The confirmation hearing is set for December 10 for EXCO Resources (OTCPK:XCOOQ) reorganization plan (docket 1232). There are two issues concerning this plan that impact investors not only in this case but could impact investors in other actual or potential bankruptcy cases were the issues may be similar. The first is makewhole and the other is net operating losses-NOLS.
While XCOOQ shareholders are not getting any recovery as I expected in my article last year, unsecured noteholders are getting a meaningful recovery, which I did not expect unless there was "gifting" from a higher priority class to unsecured noteholders.
I was expecting that the total makewhole claims of over $200 million would make it even less likely unsecured noteholders would get any recovery. Since this case has the same bankruptcy judge (Marvin Isgur) as Ultra Petroleum who ruled in favor of allowing makewhole claims, I expected the makewhole claims would be allowed. A mediator was appointed (Judge David Jones) to help speed the negotiation process and one of the results of the mediation was that the makewhole claims would not be included in either the 1.5 lien note claim class nor 1.75 lien note claim class. A negotiated settlement not only helped speed up the process, it saved millions on legal fees from potential litigation.
As can be seen from the financial statement below, not including makewhole claims made a huge difference for unsecured creditors. The total makewhole claim amount is almost the same as the unsecured note holder claim.
Source: Disclosure Statement (docket 1233)
The unsecured noteholders are getting a combination of cash and new stock as their recovery.
Note: shareholders are class #12-getting no recovery
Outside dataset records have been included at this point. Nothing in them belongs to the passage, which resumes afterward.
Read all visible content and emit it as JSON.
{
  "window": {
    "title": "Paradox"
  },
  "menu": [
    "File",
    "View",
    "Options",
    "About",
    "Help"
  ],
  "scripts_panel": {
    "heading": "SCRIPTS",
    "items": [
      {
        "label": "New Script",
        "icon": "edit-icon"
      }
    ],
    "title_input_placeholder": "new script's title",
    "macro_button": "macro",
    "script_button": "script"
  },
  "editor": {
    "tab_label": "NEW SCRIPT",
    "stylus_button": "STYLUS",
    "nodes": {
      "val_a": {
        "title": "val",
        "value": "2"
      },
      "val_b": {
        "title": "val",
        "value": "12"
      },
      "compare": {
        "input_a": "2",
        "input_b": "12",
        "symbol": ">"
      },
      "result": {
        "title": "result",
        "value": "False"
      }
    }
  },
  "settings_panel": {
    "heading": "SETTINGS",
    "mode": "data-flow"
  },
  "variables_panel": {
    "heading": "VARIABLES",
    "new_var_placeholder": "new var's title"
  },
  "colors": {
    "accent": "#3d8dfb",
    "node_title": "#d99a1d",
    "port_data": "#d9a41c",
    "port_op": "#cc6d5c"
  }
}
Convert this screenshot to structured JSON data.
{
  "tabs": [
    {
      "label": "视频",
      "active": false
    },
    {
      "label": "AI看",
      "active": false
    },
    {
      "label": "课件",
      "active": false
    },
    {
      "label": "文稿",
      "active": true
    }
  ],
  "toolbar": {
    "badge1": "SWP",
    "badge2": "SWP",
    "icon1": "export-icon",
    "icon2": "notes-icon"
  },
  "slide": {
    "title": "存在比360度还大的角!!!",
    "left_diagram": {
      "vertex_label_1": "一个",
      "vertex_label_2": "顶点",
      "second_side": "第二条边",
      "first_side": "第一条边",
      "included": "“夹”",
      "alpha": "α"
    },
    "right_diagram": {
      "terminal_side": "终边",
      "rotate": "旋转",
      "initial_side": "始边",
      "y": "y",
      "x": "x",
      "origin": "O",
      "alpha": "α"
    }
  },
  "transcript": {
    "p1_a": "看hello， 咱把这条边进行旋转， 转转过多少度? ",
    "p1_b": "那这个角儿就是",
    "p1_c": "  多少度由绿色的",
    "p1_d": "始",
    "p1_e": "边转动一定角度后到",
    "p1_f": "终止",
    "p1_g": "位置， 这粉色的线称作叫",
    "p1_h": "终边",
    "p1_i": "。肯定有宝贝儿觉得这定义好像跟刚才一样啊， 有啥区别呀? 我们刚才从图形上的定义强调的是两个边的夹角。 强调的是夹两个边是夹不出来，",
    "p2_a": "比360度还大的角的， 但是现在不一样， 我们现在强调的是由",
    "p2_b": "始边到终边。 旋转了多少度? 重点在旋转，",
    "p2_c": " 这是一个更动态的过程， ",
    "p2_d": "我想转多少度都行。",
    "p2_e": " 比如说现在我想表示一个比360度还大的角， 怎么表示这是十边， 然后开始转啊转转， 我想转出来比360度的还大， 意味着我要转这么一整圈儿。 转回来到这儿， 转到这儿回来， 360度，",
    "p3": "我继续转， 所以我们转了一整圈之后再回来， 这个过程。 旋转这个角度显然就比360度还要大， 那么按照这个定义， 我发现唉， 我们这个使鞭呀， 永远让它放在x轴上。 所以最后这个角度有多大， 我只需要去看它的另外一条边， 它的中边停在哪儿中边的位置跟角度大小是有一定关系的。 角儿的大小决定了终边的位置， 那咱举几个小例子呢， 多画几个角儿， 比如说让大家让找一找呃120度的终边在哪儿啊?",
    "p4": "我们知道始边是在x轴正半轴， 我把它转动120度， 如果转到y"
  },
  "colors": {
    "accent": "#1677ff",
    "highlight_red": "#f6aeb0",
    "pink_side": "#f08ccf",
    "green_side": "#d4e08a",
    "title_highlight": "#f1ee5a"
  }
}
The other interesting issue for the EXCO bankruptcy case is the very large NOLs. They were able to get IRS approval for the 382(1)(5) Exception. Without getting into extreme detail, the usage of NOLs is impacted by a "change in control". When a "qualified creditor" receives 50% or more of the new stock (and voting power) the new company tries to get the 382(1)(5)Exception. Without this exception there could be an annual limit on the use of the NOL but, "instead, NOL carryforwards will be reduced by the amount of any interest deductions claimed during the three taxable years preceding the effective date of the plan of reorganization, and during the part of the taxable year prior to and including the effective date of the plan of reorganization, in respect of all debt converted into stock in the reorganization."
The financial projections (years 2019-2023) that are included in the Disclosure Statement have zero income tax in the annual income statements. Not only does this exception help the "qualified creditor", but the other shareholders receiving the new stock. There is, however, a restriction. There can't be another "owner change" within two years after exiting Ch.11. Therefore, there is going to be trading restrictions on the new stock that would, for example, not allow anyone to buy new shares that would put them at 5% ownership.
Some investors interested in the Sears Holdings (OTCPK:SHLDQ) bankruptcy are following this 382(1)(5)Exception case because they are wondering if Eddie Lampert may try to structure a reorganization plan that would allow him to take advantage of this exception. It is too early in the Sears bankruptcy process to even speculate on this issue.
Too often I read comments by Seeking Alpha readers that indicate that they have little understanding of Ch.11 and instead have unrealistic expectations for recoveries for their investments in bankrupt companies. By reading about other cases and certain issues that are similar to companies they have a financial interest in, investors may be able to make more rational decisions. There is, however, the risk that they may assume if it happened in one case it will happen in their case. The characteristics of the parties may be different. Judges and which circuit the bankruptcy court is in all need to be factored into the analysis.
Disclosure: I/we have no positions in any stocks mentioned, and no plans to initiate any positions within the next 72 hours. I wrote this article myself, and it expresses my own opinions. I am not receiving compensation for it (other than from Seeking Alpha). I have no business relationship with any company whose stock is mentioned in this article.